Supplied records:
-----
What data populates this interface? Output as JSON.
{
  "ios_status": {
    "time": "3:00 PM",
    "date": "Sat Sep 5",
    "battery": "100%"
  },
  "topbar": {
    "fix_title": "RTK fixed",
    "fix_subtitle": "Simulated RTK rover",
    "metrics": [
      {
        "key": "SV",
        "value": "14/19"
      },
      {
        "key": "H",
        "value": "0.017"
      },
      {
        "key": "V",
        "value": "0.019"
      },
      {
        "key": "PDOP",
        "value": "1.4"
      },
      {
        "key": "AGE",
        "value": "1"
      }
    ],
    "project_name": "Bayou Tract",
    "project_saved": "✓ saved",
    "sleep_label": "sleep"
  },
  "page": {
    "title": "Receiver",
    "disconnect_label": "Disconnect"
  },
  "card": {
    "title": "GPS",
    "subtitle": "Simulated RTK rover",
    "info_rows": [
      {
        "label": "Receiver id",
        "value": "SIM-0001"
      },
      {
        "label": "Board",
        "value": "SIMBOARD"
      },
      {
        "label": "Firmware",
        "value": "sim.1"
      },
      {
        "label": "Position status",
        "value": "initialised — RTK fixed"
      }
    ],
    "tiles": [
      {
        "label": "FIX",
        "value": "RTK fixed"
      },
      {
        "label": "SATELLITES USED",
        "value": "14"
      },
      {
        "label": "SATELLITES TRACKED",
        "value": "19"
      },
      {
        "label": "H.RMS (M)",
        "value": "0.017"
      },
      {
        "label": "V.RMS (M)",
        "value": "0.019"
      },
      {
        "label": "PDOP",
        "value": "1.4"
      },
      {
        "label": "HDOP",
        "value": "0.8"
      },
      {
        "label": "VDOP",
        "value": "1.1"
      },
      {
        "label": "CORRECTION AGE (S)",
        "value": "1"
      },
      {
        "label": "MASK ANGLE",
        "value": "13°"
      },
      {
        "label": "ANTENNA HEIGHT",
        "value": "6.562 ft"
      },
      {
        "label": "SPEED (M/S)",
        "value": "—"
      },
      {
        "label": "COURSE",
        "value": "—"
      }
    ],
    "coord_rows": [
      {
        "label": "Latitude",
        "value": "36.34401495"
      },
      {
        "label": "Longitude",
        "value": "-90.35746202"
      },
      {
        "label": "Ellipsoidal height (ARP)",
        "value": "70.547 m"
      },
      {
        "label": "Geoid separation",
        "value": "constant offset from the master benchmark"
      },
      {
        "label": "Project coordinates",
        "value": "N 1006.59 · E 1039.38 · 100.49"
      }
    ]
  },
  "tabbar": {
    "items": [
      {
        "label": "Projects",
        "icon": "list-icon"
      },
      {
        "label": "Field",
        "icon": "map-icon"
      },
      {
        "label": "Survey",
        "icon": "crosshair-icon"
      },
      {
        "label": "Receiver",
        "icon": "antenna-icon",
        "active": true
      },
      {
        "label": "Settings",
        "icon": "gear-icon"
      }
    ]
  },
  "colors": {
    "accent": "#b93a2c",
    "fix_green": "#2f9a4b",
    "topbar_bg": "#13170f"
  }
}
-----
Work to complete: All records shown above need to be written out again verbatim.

Output below:
What data populates this interface? Output as JSON.
{
  "ios_status": {
    "time": "3:00 PM",
    "date": "Sat Sep 5",
    "battery": "100%"
  },
  "topbar": {
    "fix_title": "RTK fixed",
    "fix_subtitle": "Simulated RTK rover",
    "metrics": [
      {
        "key": "SV",
        "value": "14/19"
      },
      {
        "key": "H",
        "value": "0.017"
      },
      {
        "key": "V",
        "value": "0.019"
      },
      {
        "key": "PDOP",
        "value": "1.4"
      },
      {
        "key": "AGE",
        "value": "1"
      }
    ],
    "project_name": "Bayou Tract",
    "project_saved": "✓ saved",
    "sleep_label": "sleep"
  },
  "page": {
    "title": "Receiver",
    "disconnect_label": "Disconnect"
  },
  "card": {
    "title": "GPS",
    "subtitle": "Simulated RTK rover",
    "info_rows": [
      {
        "label": "Receiver id",
        "value": "SIM-0001"
      },
      {
        "label": "Board",
        "value": "SIMBOARD"
      },
      {
        "label": "Firmware",
        "value": "sim.1"
      },
      {
        "label": "Position status",
        "value": "initialised — RTK fixed"
      }
    ],
    "tiles": [
      {
        "label": "FIX",
        "value": "RTK fixed"
      },
      {
        "label": "SATELLITES USED",
        "value": "14"
      },
      {
        "label": "SATELLITES TRACKED",
        "value": "19"
      },
      {
        "label": "H.RMS (M)",
        "value": "0.017"
      },
      {
        "label": "V.RMS (M)",
        "value": "0.019"
      },
      {
        "label": "PDOP",
        "value": "1.4"
      },
      {
        "label": "HDOP",
        "value": "0.8"
      },
      {
        "label": "VDOP",
        "value": "1.1"
      },
      {
        "label": "CORRECTION AGE (S)",
        "value": "1"
      },
      {
        "label": "MASK ANGLE",
        "value": "13°"
      },
      {
        "label": "ANTENNA HEIGHT",
        "value": "6.562 ft"
      },
      {
        "label": "SPEED (M/S)",
        "value": "—"
      },
      {
        "label": "COURSE",
        "value": "—"
      }
    ],
    "coord_rows": [
      {
        "label": "Latitude",
        "value": "36.34401495"
      },
      {
        "label": "Longitude",
        "value": "-90.35746202"
      },
      {
        "label": "Ellipsoidal height (ARP)",
        "value": "70.547 m"
      },
      {
        "label": "Geoid separation",
        "value": "constant offset from the master benchmark"
      },
      {
        "label": "Project coordinates",
        "value": "N 1006.59 · E 1039.38 · 100.49"
      }
    ]
  },
  "tabbar": {
    "items": [
      {
        "label": "Projects",
        "icon": "list-icon"
      },
      {
        "label": "Field",
        "icon": "map-icon"
      },
      {
        "label": "Survey",
        "icon": "crosshair-icon"
      },
      {
        "label": "Receiver",
        "icon": "antenna-icon",
        "active": true
      },
      {
        "label": "Settings",
        "icon": "gear-icon"
      }
    ]
  },
  "colors": {
    "accent": "#b93a2c",
    "fix_green": "#2f9a4b",
    "topbar_bg": "#13170f"
  }
}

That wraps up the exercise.